**WHAT IS REQUIRED**
The answer should be a single number: how many lines of the entries below hold the word "Razer".

**RECORDS FOR PROCESSING**
↓

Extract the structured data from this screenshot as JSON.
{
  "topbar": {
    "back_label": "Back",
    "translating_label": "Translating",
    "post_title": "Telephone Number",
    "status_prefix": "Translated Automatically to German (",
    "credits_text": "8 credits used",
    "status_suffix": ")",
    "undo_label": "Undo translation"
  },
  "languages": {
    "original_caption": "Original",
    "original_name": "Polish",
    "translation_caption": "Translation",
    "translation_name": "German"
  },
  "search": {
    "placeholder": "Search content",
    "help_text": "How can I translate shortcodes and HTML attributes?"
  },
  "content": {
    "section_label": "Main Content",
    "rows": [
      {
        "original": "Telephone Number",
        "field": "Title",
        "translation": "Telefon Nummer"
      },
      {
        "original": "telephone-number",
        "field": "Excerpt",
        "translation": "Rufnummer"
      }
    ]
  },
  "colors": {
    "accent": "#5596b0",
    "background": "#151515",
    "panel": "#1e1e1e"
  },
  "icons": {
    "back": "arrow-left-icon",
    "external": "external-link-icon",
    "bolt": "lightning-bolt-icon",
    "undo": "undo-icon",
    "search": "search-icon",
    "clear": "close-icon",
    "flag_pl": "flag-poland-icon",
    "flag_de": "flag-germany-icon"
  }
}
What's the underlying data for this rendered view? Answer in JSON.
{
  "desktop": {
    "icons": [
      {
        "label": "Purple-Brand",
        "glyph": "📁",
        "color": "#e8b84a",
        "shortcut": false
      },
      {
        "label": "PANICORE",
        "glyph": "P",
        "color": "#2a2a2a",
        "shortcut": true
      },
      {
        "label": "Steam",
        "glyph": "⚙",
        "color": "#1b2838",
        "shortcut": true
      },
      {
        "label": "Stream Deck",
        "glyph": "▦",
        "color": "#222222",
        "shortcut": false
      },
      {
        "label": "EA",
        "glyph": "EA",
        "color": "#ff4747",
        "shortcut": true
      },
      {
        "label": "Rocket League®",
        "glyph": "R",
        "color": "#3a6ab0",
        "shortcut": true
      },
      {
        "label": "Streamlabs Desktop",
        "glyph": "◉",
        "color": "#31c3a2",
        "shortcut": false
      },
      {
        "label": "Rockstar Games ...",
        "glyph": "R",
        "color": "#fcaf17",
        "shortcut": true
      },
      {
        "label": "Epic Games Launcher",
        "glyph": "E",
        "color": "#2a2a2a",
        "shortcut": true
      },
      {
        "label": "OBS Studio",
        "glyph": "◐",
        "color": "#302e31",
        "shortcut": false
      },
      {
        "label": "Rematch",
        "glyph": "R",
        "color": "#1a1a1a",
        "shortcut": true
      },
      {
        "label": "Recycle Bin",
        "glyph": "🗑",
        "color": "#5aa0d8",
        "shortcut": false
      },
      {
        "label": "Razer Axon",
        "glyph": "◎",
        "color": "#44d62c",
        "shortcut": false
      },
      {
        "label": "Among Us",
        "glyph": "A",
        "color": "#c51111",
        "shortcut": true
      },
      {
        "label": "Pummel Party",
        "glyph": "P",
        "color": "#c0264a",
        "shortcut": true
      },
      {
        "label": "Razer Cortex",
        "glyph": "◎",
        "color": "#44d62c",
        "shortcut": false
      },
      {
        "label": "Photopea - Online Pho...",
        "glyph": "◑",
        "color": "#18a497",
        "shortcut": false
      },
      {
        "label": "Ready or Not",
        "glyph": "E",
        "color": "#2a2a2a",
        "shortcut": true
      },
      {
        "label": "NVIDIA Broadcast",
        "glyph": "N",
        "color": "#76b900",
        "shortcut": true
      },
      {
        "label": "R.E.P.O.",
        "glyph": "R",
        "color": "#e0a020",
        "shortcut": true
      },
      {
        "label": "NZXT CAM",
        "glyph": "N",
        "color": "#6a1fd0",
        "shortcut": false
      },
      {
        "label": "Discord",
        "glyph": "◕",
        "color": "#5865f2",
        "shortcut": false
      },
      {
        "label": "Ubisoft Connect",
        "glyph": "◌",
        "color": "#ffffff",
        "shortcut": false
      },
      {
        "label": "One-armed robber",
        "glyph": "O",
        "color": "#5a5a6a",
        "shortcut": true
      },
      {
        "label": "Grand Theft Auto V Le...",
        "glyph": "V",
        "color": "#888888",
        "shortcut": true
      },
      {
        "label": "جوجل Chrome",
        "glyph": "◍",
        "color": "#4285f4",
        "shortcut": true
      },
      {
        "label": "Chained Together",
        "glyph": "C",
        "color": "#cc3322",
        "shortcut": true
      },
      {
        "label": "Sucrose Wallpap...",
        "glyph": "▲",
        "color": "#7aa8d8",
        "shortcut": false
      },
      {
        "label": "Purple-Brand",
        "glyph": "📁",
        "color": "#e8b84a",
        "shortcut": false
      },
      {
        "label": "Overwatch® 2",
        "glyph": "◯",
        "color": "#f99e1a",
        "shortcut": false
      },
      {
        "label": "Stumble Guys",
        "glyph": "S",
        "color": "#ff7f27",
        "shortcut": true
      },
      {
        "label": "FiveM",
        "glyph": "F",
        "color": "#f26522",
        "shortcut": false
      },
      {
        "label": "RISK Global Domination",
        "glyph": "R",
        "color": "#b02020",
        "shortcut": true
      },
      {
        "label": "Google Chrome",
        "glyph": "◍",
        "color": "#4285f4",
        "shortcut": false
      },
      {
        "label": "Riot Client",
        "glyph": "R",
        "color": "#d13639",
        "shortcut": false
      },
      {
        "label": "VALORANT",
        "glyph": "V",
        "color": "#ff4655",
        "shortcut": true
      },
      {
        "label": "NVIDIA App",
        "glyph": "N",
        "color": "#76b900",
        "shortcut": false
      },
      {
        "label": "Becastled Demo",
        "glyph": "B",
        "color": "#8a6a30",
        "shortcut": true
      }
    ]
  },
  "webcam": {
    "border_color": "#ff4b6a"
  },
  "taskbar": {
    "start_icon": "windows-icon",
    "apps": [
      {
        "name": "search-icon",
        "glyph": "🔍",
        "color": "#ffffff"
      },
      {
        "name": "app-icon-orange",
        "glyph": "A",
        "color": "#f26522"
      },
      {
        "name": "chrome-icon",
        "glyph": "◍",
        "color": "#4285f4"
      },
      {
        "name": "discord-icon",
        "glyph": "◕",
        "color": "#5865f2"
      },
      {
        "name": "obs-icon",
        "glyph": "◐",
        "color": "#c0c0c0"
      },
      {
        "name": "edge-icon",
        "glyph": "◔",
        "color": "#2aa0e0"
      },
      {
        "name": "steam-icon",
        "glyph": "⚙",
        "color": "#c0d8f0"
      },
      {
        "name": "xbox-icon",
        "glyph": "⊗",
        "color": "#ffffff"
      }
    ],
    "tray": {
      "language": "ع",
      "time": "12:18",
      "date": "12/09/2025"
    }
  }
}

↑

**TASK ANSWER**
2